Huawei (China) had the highest number of patent filings, with a total of 1737 applications in 2008. Ranking second through fifth were Panasonic (Japan), Philips Electronics NV (Netherlands), Toyota (Japan) and Robert Bosch GMBH (Germany).
Trade imbalances. Some countries, notably the United States and the United Kingdom, have significant trade deficits which are reflected in their balance of payments. The United States has reached a staggering trade imbalance, which accounted to more than $882 billion in 2008. This aspect is dominantly linked with service and technology-oriented economies that have experienced a relocation of labor-intensive production activities to lower costs locations.
They are highly dependent on the efficient distribution of goods and commodities. Conversely, countries having a positive trade balance tend to be export-oriented with a level of dependency on international markets. Germany, Japan, Canada and China are among the most notable examples. China has a positive trade balance, but most of this surplus concerns the United States.
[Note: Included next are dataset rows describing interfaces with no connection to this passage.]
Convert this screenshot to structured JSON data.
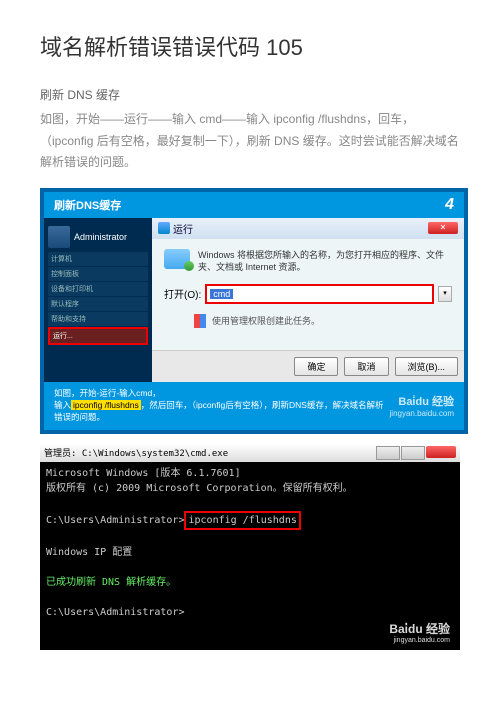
{
  "title": "域名解析错误错误代码 105",
  "subtitle": "刷新 DNS 缓存",
  "description": "如图，开始——运行——输入 cmd——输入 ipconfig /flushdns，回车，（ipconfig 后有空格，最好复制一下），刷新 DNS 缓存。这时尝试能否解决域名解析错误的问题。",
  "slide": {
    "header": "刷新DNS缓存",
    "stepNum": "4",
    "startMenu": {
      "user": "Administrator",
      "items": [
        "计算机",
        "控制面板",
        "设备和打印机",
        "默认程序",
        "帮助和支持"
      ],
      "search": "运行..."
    },
    "runDialog": {
      "title": "运行",
      "message": "Windows 将根据您所输入的名称，为您打开相应的程序、文件夹、文档或 Internet 资源。",
      "openLabel": "打开(O):",
      "inputValue": "cmd",
      "adminLabel": "使用管理权限创建此任务。",
      "btnOk": "确定",
      "btnCancel": "取消",
      "btnBrowse": "浏览(B)..."
    },
    "footer": {
      "line1": "如图，开始-运行-输入cmd，",
      "prefix": "输入",
      "command": "ipconfig /flushdns",
      "suffix": "，然后回车，（ipconfig后有空格），刷新DNS缓存，解决域名解析错误的问题。"
    },
    "watermark": {
      "logo": "Bai̇du 经验",
      "url": "jingyan.baidu.com"
    }
  },
  "cmd": {
    "title": "管理员: C:\\Windows\\system32\\cmd.exe",
    "line1": "Microsoft Windows [版本 6.1.7601]",
    "line2": "版权所有 (c) 2009 Microsoft Corporation。保留所有权利。",
    "prompt1": "C:\\Users\\Administrator>",
    "command": "ipconfig /flushdns",
    "cfgHeader": "Windows IP 配置",
    "success": "已成功刷新 DNS 解析缓存。",
    "prompt2": "C:\\Users\\Administrator>",
    "watermark": {
      "logo": "Bai̇du 经验",
      "url": "jingyan.baidu.com"
    }
  }
}
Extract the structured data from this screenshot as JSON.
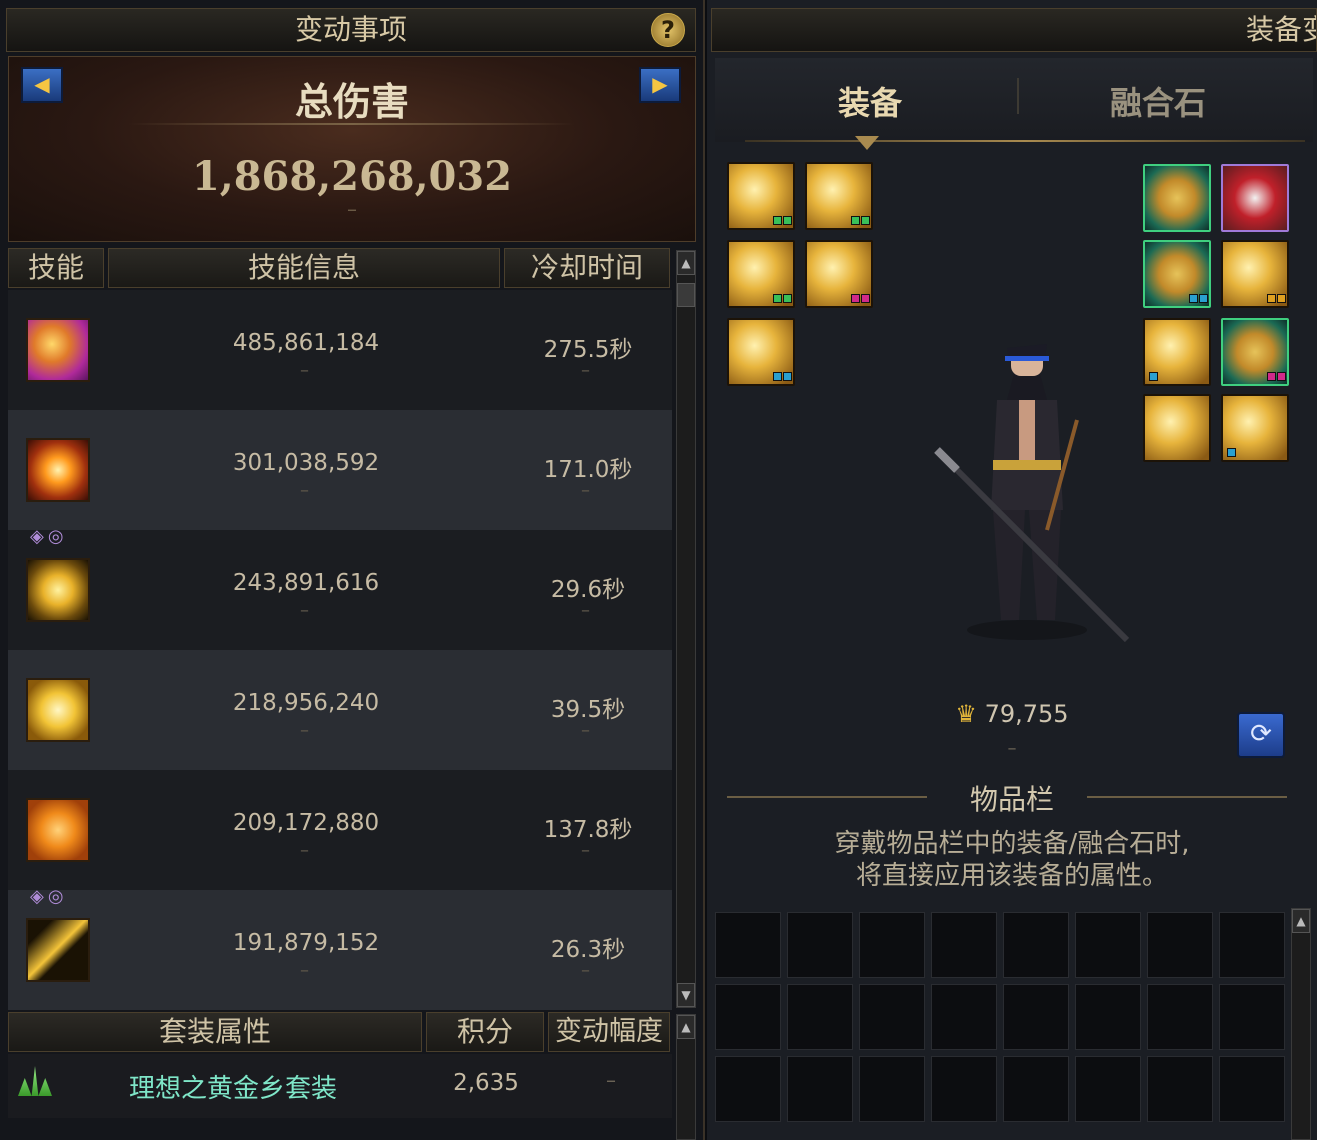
{
  "left_panel": {
    "title": "变动事项",
    "help_label": "?",
    "banner": {
      "prev_label": "◀",
      "next_label": "▶",
      "title": "总伤害",
      "value": "1,868,268,032",
      "dash": "–"
    },
    "columns": {
      "skill": "技能",
      "info": "技能信息",
      "cooldown": "冷却时间"
    },
    "skills": [
      {
        "icon": "magenta-slash-skill-icon",
        "damage": "485,861,184",
        "cooldown": "275.5秒",
        "dash": "–"
      },
      {
        "icon": "burst-skill-icon",
        "damage": "301,038,592",
        "cooldown": "171.0秒",
        "dash": "–"
      },
      {
        "icon": "gold-ring-skill-icon",
        "damage": "243,891,616",
        "cooldown": "29.6秒",
        "dash": "–",
        "tags": "◈◎"
      },
      {
        "icon": "wu-slash-skill-icon",
        "damage": "218,956,240",
        "cooldown": "39.5秒",
        "dash": "–"
      },
      {
        "icon": "orange-vortex-skill-icon",
        "damage": "209,172,880",
        "cooldown": "137.8秒",
        "dash": "–"
      },
      {
        "icon": "lightning-skill-icon",
        "damage": "191,879,152",
        "cooldown": "26.3秒",
        "dash": "–",
        "tags": "◈◎"
      }
    ],
    "set_columns": {
      "set": "套装属性",
      "score": "积分",
      "change": "变动幅度"
    },
    "set_row": {
      "name": "理想之黄金乡套装",
      "score": "2,635",
      "change": "–"
    }
  },
  "right_panel": {
    "title": "装备变",
    "tabs": [
      "装备",
      "融合石"
    ],
    "active_tab": 0,
    "score_value": "79,755",
    "score_dash": "–",
    "inventory_title": "物品栏",
    "inventory_desc": [
      "穿戴物品栏中的装备/融合石时,",
      "将直接应用该装备的属性。"
    ]
  },
  "colors": {
    "accent_gold": "#c9a94b",
    "set_name_color": "#7fe6c8",
    "blue_button": "#2a5ab0"
  }
}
It maintains a negative trade balance with many of its partners, especially resources providers (e.g. Australia).
General Motors sales in China surged 67 percent last year, the company announced Monday, as the automaker and its joint ventures exploited rising affluence there to sell more than 1.8 million cars and trucks.
GM, already among the most important auto manufacturers in China, said the market share of its Chinese ventures rose to 13.4 percent, up 1.3 percentage points from 2008. Leading the company's sales in China were Buicks, as well as inexpensive small vans and pickups.
Boosted by government stimulus programs, China's total vehicle sales soared 45 percent last year to an estimated 13.6 million, the China Passenger Car Association said. By contrast, U.S. sales of cars and light trucks plunged 21 percent in 2009 to 10.4 million as a shaky economy kept buyers away from showrooms.
Originally posted by SeekerofTruth101
China is only competing based on cheap products. But unfortunately, those are NOT quality products. Buy it once and you will never want to buy it again.